Coverage decisions made at one point in time can have knock-on effects down the track. Consequently, where there's doubt about whether a claim under a material damage policy should be covered and the same insurers underwrite the DSU policy for the project, the terms on which that claim is resolved should be carefully considered.
In the case of delay, the remedy of acceleration may not necessarily be applied to the task causing the delay. Insurers are then faced with a claim for acceleration measures on an unrelated part of the project, at a point well after the loss, but still potentially 12 months out from completion.
In such circumstances, how can insurers be certain that the measure will mitigate the delay? Insurers may rightly question whether the acceleration measure proposed is actually masking another uninsured delay.
Is there an insured material damage event?
Is the material damage loss covered so the resulting delay might be insured under the DSU policy? For example, under the LEG 2 or the consequential losses design exclusion, the costs associated with the rectification of a defective component are excluded, but the material damage arising as a consequence of that defect is not. An expert will therefore need to distinguish between the delay arising from the covered consequential damage, and the delay arising from uninsured repair of the defective component.
The difference can be significant. In these circumstances, early issue identification and transparency are crucial.
DSU claims management is rarely simple. However early identification of potential issues and pitfalls, will give you the best chance of avoiding issues entirely, or at least minimising any adverse effects.

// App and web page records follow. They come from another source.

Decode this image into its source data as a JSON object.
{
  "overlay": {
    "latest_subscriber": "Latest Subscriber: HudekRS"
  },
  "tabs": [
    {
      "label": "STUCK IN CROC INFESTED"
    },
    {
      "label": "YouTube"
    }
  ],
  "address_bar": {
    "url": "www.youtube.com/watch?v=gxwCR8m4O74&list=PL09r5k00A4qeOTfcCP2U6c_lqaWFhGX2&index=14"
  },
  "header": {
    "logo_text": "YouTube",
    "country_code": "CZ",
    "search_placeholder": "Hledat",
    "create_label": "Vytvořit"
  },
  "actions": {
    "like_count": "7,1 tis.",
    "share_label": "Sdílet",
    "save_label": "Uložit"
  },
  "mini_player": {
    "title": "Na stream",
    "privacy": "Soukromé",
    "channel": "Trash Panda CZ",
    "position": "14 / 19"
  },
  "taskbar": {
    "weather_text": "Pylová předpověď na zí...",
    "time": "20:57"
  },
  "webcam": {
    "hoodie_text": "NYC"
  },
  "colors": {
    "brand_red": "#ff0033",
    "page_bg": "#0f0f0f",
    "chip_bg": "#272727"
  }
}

The content of this article is intended to provide a general guide to the subject matter. Specialist advice should be sought about your specific circumstances.